You may be thinking about preparing your taxes as we are getting closer to the April 15 deadline. What you may not know is your car can save you money come tax-time. There are some common car-related tax deductions available. While some people fill out their tax return themselves, many go to professionals (such as an accountant) for help. Either way, be sure to gather your receipts and documents in preparation for that important meeting. Read on to learn what to discuss with your accountant or other tax professional.
If you use your car exclusively for business, you can deduct car expenses, according to the IRS website. This tax deduction applies if you own your own business, are a freelancer or entrepreneur. Car deductions are for a car, van, pickup or panel truck used for business according to the IRS website.
If you use your car for both business and personal purposes, you must divide your expenses based on actual mileage. Note: costs related to travel between a taxpayer’s home and regular place of work are commuting expenses and are not deductible.
Leasing a business vehicle. If you lease a cars for business, the entire lease payment can be deducted from the taxable income. In some cases they can combine this with individual deductions, such as operating costs.
There are other less common vehicle deductions that might apply to you.
If you own a rental property, you can deduct mileage driving to and from it. Driving to and from charitable or volunteer events allows for a 14 cent per mile deduction. Traffic and parking tickets do not qualify. When you are working and on company time, those are your responsibility, not your employer’s.

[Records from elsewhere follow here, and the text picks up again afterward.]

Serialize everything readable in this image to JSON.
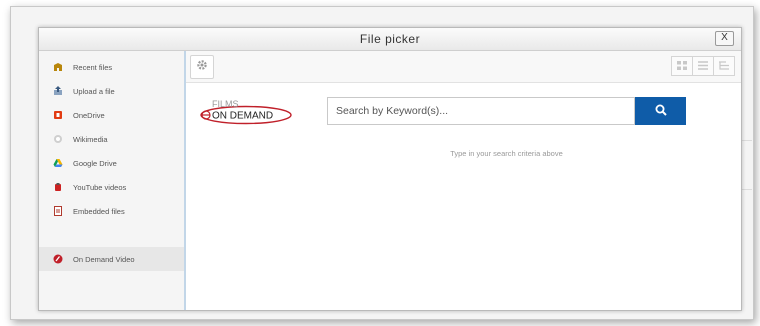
{
  "dialog": {
    "title": "File picker",
    "close_label": "X"
  },
  "sidebar": {
    "items": [
      {
        "label": "Recent files",
        "icon": "recent-files-icon",
        "color": "#b8860b"
      },
      {
        "label": "Upload a file",
        "icon": "upload-file-icon",
        "color": "#5a7aa0"
      },
      {
        "label": "OneDrive",
        "icon": "onedrive-icon",
        "color": "#e23b12"
      },
      {
        "label": "Wikimedia",
        "icon": "wikimedia-icon",
        "color": "#999999"
      },
      {
        "label": "Google Drive",
        "icon": "google-drive-icon",
        "color": "#3b7de0"
      },
      {
        "label": "YouTube videos",
        "icon": "youtube-icon",
        "color": "#cc2222"
      },
      {
        "label": "Embedded files",
        "icon": "embedded-files-icon",
        "color": "#b03a2e"
      },
      {
        "label": "On Demand Video",
        "icon": "on-demand-video-icon",
        "color": "#c0202a"
      }
    ]
  },
  "toolbar": {
    "settings_icon": "gear-icon",
    "views": [
      "grid-view-icon",
      "list-view-icon",
      "tree-view-icon"
    ]
  },
  "logo": {
    "line1": "FILMS",
    "line2": "ON DEMAND",
    "color": "#c0202a"
  },
  "search": {
    "placeholder": "Search by Keyword(s)...",
    "button_icon": "search-icon",
    "button_color": "#0f5ca8",
    "hint": "Type in your search criteria above"
  }
}
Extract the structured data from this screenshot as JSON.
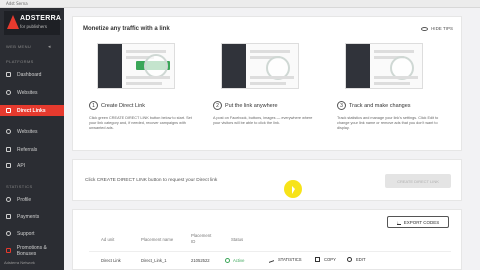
{
  "browser": {
    "tab_label": "Adst Serna"
  },
  "sidebar": {
    "brand": "ADSTERRA",
    "brand_sub": "for publishers",
    "sections": [
      {
        "label": "WEB MENU"
      },
      {
        "label": "PLATFORMS"
      },
      {
        "label": "STATISTICS"
      }
    ],
    "items": [
      {
        "label": "Dashboard",
        "icon": "dashboard-icon"
      },
      {
        "label": "Websites",
        "icon": "globe-icon"
      },
      {
        "label": "Direct Links",
        "icon": "link-icon",
        "active": true
      },
      {
        "label": "Websites",
        "icon": "globe-icon"
      },
      {
        "label": "Referrals",
        "icon": "users-icon"
      },
      {
        "label": "API",
        "icon": "code-icon"
      },
      {
        "label": "Profile",
        "icon": "user-icon"
      },
      {
        "label": "Payments",
        "icon": "wallet-icon"
      },
      {
        "label": "Support",
        "icon": "help-icon"
      },
      {
        "label": "Promotions & Bonuses",
        "icon": "gift-icon"
      }
    ],
    "footer": "Adsterra Network"
  },
  "colors": {
    "accent": "#e63a2e",
    "success": "#3aa658",
    "sidebar_bg": "#2b2d33"
  },
  "tips": {
    "title": "Monetize any traffic with a link",
    "hide_label": "HIDE TIPS",
    "steps": [
      {
        "number": "1",
        "heading": "Create Direct Link",
        "desc": "Click green CREATE DIRECT LINK button below to start. Set your link category and, if needed, recover campaigns with unwanted ads."
      },
      {
        "number": "2",
        "heading": "Put the link anywhere",
        "desc": "A post on Facebook, buttons, images — everywhere where your visitors will be able to click the link."
      },
      {
        "number": "3",
        "heading": "Track and make changes",
        "desc": "Track statistics and manage your link's settings. Click Edit to change your link name or remove ads that you don't want to display."
      }
    ]
  },
  "create": {
    "hint": "Click CREATE DIRECT LINK button to request your Direct link",
    "button_label": "CREATE DIRECT LINK"
  },
  "table": {
    "export_label": "EXPORT CODES",
    "headers": [
      "Ad unit",
      "Placement name",
      "Placement ID",
      "Status"
    ],
    "rows": [
      {
        "ad_unit": "Direct Link",
        "placement_name": "Direct_Link_1",
        "placement_id": "21052522",
        "status": "Active"
      }
    ],
    "actions": {
      "statistics": "STATISTICS",
      "copy": "COPY",
      "edit": "EDIT"
    }
  }
}
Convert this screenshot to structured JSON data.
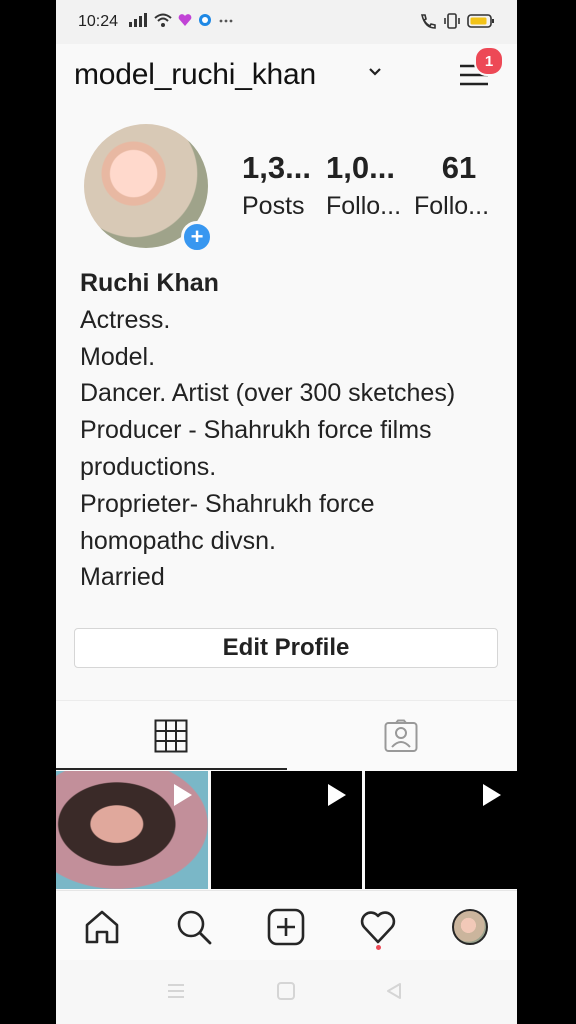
{
  "status_bar": {
    "time": "10:24"
  },
  "header": {
    "username": "model_ruchi_khan",
    "notification_count": "1"
  },
  "profile": {
    "stats": [
      {
        "count": "1,3...",
        "label": "Posts"
      },
      {
        "count": "1,0...",
        "label": "Follo..."
      },
      {
        "count": "61",
        "label": "Follo..."
      }
    ],
    "name": "Ruchi Khan",
    "bio_lines": [
      "Actress.",
      "Model.",
      "Dancer. Artist (over 300 sketches)",
      "Producer - Shahrukh force films",
      "productions.",
      "Proprieter- Shahrukh force",
      "homopathc divsn.",
      "Married"
    ],
    "edit_profile_label": "Edit Profile"
  },
  "tabs": {
    "grid_icon": "grid-icon",
    "tagged_icon": "tagged-icon"
  },
  "bottom_nav": [
    "home-icon",
    "search-icon",
    "add-post-icon",
    "heart-icon",
    "profile-avatar"
  ],
  "colors": {
    "badge": "#ed4956",
    "accent": "#3897f0"
  }
}
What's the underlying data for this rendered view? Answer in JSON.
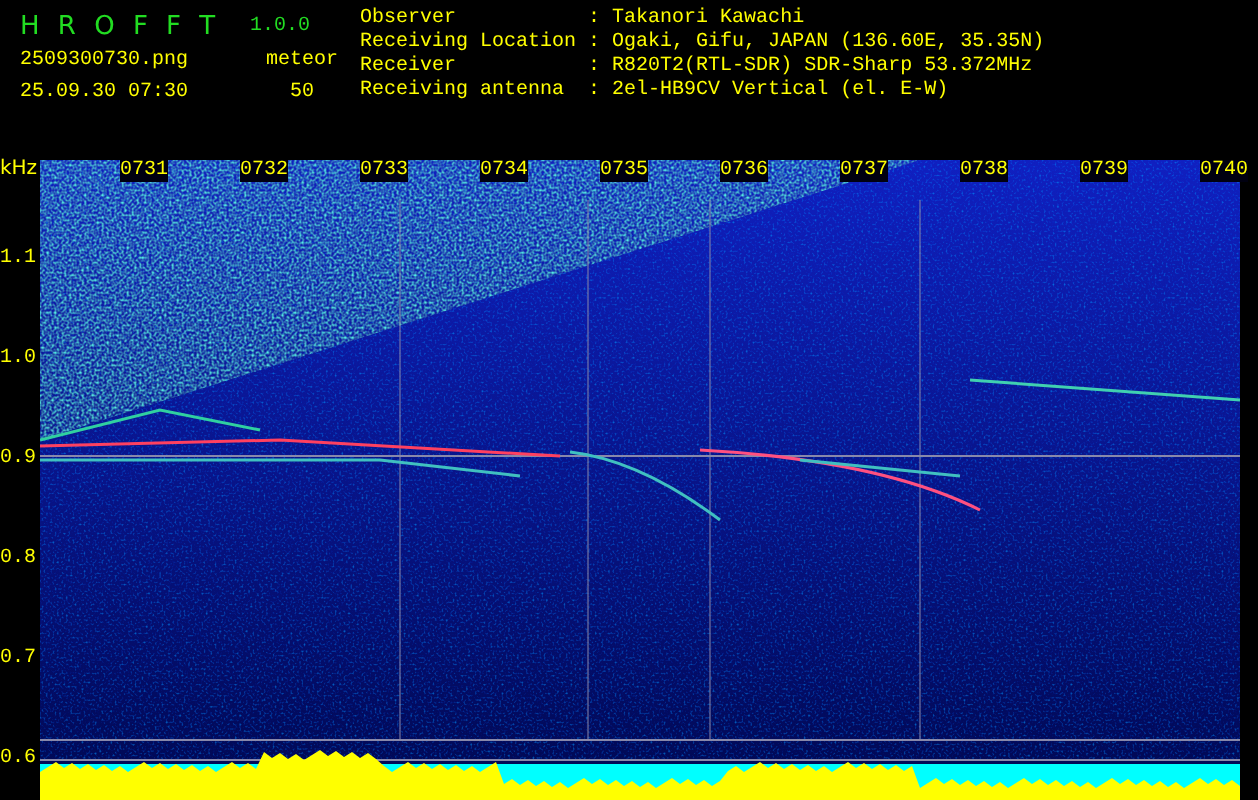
{
  "app": {
    "title": "H R O F F T",
    "version": "1.0.0"
  },
  "file": {
    "name": "2509300730.png",
    "timestamp": "25.09.30 07:30"
  },
  "counter": {
    "label": "meteor",
    "value": "50"
  },
  "station_info": [
    {
      "label": "Observer",
      "value": ": Takanori Kawachi"
    },
    {
      "label": "Receiving Location",
      "value": ": Ogaki, Gifu, JAPAN (136.60E, 35.35N)"
    },
    {
      "label": "Receiver",
      "value": ": R820T2(RTL-SDR) SDR-Sharp 53.372MHz"
    },
    {
      "label": "Receiving antenna",
      "value": ": 2el-HB9CV Vertical (el. E-W)"
    }
  ],
  "plot": {
    "y_unit": "kHz",
    "y_labels": [
      "1.1",
      "1.0",
      "0.9",
      "0.8",
      "0.7",
      "0.6"
    ],
    "x_labels": [
      "0731",
      "0732",
      "0733",
      "0734",
      "0735",
      "0736",
      "0737",
      "0738",
      "0739",
      "0740"
    ]
  }
}
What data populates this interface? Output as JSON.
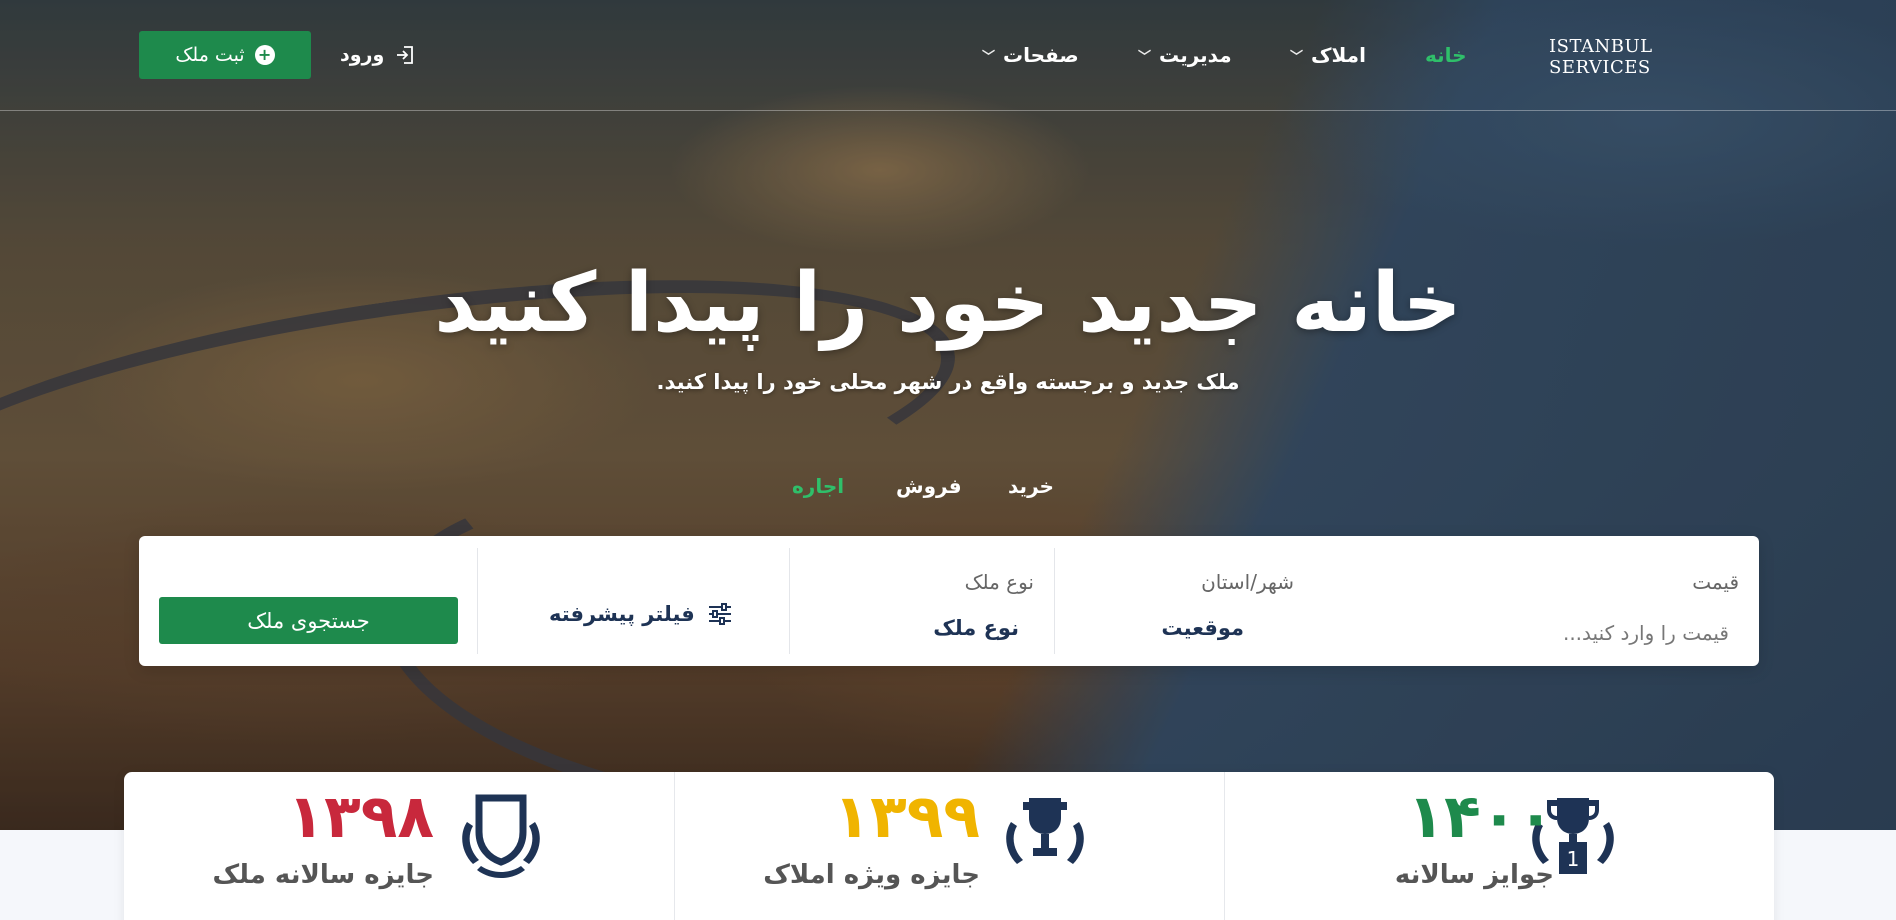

Taking a business class or workshop? You can also deduct the miles you drive to qualifying professional development classes and workshops that help you maintain or improve your job skills. The course or courses are required by your employer or law to keep your present salary. You must itemize these costs on your tax return. Check the IRS website for the correct form.
Have job interviews last year? The standard mileage deduction may apply to your travel while looking for a new job.
The trip must be directly related to your job search. You can’t include miles driven while on a shopping trip that same day. You must itemize your deductions and claim them as a unreimbursed expense.
For updated information, refer to IRS Publication 463, Travel, Entertainment, Gift, and Car Expenses.
For a list of current-year and prior-year mileage rates see “Standard Mileage Rates.” There’s a separate table for those who lease their vehicles. If you are self-employed, you may either deduct your exact expenses or use the optional standard mileage rate to calculate deductions.